"Five grand", said Tony deciding to go for it, and why not. He expected to do a deal at around a thousand, if he was lucky".
"Okay" said Nathan, "when ?"
‘Fuck me!', thought Tony, ‘Bingo!', "An ‘our from now. Find your way to Vauxhall bridge, it can't be far from wherever you are. Stand on the corner of the South side of the river, on the left and I'll pick you up." The phone went dead.
During his wandering around the centre of London - the city itself extends over twenty miles, Nathan had crossed a few of the bridges and knew that Vauxhall bridge was not very far his current hotel. He checked out, deciding it was a good idea to move on again, walked the mile or so to the bridge, and waited. Tony picked him up as he had promised, half an hour later. This time as Tony drove his cab, there was no light conversation and he seemed tense, nervous even. When at last he did speak it was to say, "you brought my money?"
"Yeah, I have it, no problem", said Nathan as casually as he could, trying to break the tension that was almost palpable.

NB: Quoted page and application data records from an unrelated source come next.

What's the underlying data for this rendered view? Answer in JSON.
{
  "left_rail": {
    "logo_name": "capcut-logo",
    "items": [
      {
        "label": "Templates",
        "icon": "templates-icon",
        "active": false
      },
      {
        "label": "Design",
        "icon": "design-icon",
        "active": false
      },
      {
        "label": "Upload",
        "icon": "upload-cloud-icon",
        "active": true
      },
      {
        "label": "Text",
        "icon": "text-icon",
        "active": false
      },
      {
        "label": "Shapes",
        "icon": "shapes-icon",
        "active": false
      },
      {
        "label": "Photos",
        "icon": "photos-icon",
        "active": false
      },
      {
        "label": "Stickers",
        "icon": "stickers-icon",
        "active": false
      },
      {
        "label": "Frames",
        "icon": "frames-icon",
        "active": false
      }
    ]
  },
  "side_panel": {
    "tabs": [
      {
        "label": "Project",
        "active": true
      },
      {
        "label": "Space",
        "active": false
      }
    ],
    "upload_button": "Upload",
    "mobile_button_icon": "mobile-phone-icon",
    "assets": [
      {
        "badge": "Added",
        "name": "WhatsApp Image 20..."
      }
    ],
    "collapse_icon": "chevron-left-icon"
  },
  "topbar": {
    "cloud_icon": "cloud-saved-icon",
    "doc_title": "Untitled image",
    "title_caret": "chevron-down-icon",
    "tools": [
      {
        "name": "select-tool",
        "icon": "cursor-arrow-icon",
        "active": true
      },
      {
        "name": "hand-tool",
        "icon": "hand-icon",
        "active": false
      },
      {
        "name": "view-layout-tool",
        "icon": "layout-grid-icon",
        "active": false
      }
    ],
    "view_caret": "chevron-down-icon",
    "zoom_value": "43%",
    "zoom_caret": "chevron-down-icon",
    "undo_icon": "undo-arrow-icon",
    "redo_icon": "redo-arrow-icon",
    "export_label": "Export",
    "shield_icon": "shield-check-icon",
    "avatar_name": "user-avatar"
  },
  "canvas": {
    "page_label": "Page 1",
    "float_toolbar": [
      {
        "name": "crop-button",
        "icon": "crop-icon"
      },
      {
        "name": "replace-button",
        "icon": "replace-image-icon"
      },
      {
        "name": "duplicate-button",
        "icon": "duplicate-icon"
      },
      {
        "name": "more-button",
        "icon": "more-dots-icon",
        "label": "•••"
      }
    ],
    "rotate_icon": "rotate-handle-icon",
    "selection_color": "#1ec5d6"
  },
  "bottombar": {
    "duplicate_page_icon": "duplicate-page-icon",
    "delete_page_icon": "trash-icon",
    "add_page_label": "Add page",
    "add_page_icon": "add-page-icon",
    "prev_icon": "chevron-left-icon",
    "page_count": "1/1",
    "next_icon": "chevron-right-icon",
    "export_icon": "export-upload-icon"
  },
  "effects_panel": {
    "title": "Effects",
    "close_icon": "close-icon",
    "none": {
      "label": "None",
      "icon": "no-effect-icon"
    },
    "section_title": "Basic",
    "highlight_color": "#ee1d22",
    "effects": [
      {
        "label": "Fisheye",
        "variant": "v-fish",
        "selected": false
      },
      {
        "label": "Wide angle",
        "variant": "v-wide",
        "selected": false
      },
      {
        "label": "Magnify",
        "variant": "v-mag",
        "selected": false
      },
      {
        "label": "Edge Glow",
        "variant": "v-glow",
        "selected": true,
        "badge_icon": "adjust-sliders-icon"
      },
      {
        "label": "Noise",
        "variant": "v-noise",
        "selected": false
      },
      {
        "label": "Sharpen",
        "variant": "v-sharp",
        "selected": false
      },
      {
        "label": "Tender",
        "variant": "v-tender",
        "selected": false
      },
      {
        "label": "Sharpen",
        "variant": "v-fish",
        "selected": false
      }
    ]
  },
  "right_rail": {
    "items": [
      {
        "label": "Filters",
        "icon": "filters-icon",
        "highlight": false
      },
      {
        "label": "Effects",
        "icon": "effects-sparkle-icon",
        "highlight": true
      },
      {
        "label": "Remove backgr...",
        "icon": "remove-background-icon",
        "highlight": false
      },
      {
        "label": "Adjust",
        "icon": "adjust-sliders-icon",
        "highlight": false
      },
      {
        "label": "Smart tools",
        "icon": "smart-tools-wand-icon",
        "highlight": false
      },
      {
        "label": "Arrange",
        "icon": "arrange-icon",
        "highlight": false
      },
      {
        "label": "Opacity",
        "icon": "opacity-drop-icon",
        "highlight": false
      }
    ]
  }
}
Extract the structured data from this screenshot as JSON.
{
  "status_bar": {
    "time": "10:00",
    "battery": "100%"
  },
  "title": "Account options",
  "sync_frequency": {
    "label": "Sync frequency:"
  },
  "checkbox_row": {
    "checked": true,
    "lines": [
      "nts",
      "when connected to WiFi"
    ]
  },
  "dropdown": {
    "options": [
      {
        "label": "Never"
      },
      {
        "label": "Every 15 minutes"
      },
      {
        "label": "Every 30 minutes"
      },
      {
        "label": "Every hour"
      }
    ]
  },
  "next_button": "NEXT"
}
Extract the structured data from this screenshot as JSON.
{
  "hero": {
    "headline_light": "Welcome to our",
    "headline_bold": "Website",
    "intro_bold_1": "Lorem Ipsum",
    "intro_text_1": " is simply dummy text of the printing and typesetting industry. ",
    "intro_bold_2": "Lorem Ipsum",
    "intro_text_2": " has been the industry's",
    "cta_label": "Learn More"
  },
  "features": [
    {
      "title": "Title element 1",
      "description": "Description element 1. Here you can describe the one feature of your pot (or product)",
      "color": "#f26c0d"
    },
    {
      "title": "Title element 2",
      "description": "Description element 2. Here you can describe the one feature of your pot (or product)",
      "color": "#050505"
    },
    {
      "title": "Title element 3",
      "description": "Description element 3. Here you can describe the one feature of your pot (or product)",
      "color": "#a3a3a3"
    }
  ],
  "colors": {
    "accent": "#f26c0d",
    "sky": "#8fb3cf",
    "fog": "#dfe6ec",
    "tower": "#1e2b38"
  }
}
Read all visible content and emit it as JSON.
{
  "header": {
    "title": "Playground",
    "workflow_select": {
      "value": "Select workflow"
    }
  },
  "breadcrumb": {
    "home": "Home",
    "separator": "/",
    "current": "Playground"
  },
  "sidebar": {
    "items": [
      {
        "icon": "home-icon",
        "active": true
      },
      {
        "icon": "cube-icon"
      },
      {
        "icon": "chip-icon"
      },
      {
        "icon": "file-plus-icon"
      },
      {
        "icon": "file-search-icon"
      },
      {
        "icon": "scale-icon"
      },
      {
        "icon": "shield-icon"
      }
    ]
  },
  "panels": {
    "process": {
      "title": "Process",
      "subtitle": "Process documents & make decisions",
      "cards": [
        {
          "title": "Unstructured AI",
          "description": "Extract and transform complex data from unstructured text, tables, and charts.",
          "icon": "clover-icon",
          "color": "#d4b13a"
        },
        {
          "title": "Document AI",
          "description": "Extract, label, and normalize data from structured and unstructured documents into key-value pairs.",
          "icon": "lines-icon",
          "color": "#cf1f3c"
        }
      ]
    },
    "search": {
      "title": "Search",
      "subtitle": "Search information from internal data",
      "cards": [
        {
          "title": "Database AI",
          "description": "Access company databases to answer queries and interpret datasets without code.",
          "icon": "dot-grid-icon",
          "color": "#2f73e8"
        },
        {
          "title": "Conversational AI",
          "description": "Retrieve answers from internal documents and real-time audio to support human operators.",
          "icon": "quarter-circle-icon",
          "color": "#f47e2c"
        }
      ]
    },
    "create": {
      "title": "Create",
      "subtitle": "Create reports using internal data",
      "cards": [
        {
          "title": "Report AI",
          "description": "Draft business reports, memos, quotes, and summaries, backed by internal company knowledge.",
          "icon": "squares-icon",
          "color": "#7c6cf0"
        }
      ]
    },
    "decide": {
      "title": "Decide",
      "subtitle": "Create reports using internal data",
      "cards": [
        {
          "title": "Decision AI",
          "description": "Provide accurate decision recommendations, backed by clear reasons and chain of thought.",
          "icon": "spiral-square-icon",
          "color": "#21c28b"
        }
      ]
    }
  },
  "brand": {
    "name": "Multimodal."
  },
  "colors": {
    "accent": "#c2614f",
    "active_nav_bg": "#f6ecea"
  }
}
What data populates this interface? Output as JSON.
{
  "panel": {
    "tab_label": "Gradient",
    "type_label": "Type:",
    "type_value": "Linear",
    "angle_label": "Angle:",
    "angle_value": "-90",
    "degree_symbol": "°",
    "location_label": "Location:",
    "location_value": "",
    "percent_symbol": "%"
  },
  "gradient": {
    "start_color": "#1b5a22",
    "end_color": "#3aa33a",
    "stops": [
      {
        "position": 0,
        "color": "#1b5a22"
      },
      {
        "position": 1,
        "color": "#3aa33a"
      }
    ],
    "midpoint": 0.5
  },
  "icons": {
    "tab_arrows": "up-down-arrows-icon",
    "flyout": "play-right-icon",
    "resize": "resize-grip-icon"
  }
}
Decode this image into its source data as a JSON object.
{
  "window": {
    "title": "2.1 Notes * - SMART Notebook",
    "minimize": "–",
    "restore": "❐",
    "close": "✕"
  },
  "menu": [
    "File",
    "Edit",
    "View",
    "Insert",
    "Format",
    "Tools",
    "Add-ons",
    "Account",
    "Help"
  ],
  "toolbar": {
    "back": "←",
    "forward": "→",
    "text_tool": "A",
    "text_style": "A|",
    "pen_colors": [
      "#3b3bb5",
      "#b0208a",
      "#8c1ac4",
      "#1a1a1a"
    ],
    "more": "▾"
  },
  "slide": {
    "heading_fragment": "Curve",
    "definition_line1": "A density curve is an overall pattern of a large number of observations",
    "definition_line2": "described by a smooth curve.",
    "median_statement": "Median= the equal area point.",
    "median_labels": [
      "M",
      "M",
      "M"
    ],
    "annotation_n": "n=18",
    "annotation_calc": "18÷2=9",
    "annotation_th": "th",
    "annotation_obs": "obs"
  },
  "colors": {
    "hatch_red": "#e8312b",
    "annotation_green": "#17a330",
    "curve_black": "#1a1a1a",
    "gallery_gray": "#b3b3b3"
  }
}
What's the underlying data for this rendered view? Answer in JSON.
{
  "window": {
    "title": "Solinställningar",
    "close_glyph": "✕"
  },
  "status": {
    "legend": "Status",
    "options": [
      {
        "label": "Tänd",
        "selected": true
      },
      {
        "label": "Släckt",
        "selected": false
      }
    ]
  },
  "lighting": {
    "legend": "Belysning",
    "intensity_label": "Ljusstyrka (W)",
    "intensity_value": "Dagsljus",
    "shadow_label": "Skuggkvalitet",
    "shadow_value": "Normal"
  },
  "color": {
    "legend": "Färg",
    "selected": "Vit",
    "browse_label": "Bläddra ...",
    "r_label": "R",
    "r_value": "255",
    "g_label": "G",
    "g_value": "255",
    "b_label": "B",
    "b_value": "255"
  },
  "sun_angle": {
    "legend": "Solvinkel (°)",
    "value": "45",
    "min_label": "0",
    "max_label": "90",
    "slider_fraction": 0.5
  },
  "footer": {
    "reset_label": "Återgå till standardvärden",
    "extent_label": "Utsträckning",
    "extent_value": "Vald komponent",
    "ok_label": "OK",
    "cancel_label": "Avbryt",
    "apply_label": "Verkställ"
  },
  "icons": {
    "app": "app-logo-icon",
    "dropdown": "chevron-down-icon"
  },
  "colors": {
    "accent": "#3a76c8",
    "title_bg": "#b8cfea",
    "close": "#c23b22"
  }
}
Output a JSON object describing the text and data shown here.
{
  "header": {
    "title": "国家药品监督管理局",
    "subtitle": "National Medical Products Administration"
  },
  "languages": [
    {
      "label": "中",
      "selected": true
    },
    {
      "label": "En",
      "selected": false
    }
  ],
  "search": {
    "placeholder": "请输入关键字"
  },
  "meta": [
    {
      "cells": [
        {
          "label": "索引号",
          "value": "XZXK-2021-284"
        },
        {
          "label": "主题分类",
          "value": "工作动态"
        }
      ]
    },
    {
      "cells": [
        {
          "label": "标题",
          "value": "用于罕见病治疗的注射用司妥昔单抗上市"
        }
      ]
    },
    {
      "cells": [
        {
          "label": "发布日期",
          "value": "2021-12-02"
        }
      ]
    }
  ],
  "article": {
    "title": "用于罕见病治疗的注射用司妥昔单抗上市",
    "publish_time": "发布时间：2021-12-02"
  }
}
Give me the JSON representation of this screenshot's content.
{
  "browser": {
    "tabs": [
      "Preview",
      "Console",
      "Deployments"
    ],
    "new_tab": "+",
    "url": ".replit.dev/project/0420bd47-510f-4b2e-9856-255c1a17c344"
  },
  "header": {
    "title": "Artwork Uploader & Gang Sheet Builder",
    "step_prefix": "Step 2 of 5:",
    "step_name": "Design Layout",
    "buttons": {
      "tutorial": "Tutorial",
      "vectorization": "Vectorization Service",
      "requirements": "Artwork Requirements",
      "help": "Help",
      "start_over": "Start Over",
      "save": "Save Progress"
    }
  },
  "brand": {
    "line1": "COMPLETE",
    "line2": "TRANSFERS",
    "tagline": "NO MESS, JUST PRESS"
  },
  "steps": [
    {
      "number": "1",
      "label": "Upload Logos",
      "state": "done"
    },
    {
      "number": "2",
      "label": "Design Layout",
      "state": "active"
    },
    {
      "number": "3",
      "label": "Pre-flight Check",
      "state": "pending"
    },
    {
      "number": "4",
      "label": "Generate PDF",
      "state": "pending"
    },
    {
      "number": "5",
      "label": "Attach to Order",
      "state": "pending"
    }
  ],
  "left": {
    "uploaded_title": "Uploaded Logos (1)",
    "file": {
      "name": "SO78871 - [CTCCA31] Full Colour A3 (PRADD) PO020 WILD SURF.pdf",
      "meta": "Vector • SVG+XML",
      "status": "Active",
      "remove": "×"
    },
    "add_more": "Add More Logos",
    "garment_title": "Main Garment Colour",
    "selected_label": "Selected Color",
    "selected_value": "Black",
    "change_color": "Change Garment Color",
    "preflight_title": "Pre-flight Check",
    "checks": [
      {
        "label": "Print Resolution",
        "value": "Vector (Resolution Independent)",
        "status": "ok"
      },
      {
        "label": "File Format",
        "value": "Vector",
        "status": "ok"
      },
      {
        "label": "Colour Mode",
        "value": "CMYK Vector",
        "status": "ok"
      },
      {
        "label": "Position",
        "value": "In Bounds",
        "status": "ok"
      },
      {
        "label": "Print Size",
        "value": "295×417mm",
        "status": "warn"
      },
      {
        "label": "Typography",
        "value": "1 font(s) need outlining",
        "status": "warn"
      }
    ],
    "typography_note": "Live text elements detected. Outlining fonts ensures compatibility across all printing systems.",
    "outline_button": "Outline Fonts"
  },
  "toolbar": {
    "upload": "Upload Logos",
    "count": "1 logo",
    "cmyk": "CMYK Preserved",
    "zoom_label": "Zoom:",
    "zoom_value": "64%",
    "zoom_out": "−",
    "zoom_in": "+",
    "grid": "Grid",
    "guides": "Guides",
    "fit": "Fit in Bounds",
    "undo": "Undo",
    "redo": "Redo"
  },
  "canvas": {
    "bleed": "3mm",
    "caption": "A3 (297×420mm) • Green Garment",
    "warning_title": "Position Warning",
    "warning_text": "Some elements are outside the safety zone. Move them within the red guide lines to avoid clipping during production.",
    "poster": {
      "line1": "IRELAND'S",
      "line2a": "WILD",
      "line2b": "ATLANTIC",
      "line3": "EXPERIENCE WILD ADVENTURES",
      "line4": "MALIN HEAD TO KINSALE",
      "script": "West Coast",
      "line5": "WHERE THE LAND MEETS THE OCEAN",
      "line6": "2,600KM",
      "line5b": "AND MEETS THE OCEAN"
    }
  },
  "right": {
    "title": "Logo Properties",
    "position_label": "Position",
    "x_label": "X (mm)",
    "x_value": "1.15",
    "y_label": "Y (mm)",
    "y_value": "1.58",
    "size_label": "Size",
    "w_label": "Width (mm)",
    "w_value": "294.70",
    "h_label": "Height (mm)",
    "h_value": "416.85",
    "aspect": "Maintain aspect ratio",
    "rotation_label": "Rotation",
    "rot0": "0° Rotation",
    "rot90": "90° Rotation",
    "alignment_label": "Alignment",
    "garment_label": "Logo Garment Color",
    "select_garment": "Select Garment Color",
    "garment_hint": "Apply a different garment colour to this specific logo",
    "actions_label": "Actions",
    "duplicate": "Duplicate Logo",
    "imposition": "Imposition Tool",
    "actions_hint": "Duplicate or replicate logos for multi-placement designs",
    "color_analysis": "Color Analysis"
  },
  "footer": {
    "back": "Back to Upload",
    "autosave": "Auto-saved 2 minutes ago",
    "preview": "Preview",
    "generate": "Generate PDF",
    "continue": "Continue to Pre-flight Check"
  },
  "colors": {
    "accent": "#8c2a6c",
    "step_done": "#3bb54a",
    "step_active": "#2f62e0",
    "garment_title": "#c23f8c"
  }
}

"Pass it through", Tony replied, sliding open a panel in the Perspex that surrounded him. "It's all ‘ere innit ?", he said as he slipped the package into his pocket, "I'll have to trust ya ?"
"It's all there Tony", Nathan assured him as he pulled up outside a pub. Nathan had never ventured to this part of the city before. The houses were mainly oldish looking terraces, but very well maintained with sparkling windows and gleaming paint, and many had small gardens at the front with tiny patches of grass and empty flower beds that would soon be filled with vibrant colours. There were a few cars parked in the streets and although Nathan was no car buff, he could see that they were mostly new models. The sign outside the pub said ‘The Gael'. "In there, tell the Landlord you've come about the Jag he has for sale. Then you're on you're own. A word though Yank, don't mess with those geezers in there. You won't last five minutes if you fuck ‘em about. You got it ?"
"Yeah, ask the Landlord about his Jag ?...Jaguar right?"
"That's it mate. Good luck, you're on yer own now", said Tony and Nathan got out of the cab. The moment he shut the door, the cab took off along the street like a scalded cat.
Despite the apparent ordinary and somewhat middle class look to the area, the pub sounded like a lively and pulsating place to go. Even from outside Nathan could hear the unmistakable sound of Irish music and a the hubbub of Irish voices. When he went inside the general din was much louder and it seemed to Nathan that nobody took a blind bit of notice of him as he threaded his way towards the bar. On one table a man slammed down his last triumphant domino, whilst at another an earnest game of cribbage was being pegged. Two men were playing pool at one end, and at the other, four more men and a woman played darts. A huge fellow turned away from the bar holding an impossible number of glasses that were filled with white foaming black Guinness. The noise was deafening and although Nathan did nor know it, a dozen pairs of eyes had registered his entrance and were watching his every move.
"Are you the landlord?", Nathan almost shouted at the giant of a man who was pulling pints of dark beer with an almost reverence to the creamy liquid. The man answered with a heavy accent, "who da fuck would loike t'know ?"
"I understand you have a Jaguar for sale?" Nathan replied, his voice strained above all the others who were competing for attention.
"Well now, Oi might, and oi might not. Who told yizz oi ‘ave ?"
"Tony did, he brought me here."
Before Nathan could do a thing about it, two burly arms grabbed each of his and he felt a third man standing right behind him, pushing him forwards. The noise of the pub carried on without change, and everybody ignored the minor distraction he had caused. Nathan could not move a muscle, he was hemmed in against the bar, trapped on all sides. Whatever was to happen next was beyond his control. If Tony had tricked him, Nathan may never be able to even the score, but he was powerless and could only hope that somehow, this was going to work out okay.